**** Stored data ****
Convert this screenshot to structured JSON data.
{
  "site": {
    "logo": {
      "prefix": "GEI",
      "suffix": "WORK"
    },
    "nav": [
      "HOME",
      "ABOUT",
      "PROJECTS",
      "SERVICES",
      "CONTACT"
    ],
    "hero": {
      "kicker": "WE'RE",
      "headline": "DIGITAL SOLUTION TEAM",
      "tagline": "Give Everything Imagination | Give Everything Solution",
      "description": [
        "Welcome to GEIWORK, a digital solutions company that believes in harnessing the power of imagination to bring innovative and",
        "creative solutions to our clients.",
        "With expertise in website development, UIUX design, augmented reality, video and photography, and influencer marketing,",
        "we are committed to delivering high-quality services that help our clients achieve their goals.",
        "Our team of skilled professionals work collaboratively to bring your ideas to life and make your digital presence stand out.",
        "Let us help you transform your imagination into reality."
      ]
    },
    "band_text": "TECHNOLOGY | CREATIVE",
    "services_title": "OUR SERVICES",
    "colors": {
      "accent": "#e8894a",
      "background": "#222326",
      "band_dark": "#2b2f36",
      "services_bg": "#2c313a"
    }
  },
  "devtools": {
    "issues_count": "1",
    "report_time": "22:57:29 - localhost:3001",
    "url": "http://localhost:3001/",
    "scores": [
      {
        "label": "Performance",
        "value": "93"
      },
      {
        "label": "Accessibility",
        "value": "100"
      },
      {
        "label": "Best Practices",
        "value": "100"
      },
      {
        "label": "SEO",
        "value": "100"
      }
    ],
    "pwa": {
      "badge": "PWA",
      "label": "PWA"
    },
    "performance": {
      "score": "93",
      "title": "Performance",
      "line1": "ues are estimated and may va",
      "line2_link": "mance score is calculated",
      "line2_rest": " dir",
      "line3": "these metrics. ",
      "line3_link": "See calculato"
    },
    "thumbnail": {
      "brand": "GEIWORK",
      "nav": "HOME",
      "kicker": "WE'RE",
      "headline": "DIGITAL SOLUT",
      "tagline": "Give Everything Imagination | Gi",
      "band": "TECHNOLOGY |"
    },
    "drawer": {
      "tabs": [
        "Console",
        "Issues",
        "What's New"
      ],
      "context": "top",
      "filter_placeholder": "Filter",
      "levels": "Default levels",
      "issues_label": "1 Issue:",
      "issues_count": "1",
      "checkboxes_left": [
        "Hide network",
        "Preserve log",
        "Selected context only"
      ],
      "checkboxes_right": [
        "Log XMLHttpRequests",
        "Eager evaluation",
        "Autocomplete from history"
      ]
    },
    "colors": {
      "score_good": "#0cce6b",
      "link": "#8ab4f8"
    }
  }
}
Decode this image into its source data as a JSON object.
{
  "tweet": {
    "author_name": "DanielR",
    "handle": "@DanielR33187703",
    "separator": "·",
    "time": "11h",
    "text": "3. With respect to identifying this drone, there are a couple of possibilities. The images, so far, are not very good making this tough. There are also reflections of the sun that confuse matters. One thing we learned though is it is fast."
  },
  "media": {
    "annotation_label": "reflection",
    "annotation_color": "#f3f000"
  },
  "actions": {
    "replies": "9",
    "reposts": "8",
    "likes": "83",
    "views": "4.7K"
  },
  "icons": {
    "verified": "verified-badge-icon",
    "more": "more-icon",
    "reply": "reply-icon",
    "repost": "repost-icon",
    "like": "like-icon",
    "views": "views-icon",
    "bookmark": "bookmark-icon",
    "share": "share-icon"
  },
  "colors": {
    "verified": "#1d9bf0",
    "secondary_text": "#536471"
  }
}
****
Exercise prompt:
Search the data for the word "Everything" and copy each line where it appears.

Answer area:
      "tagline": "Give Everything Imagination | Give Everything Solution",
      "tagline": "Give Everything Imagination | Gi",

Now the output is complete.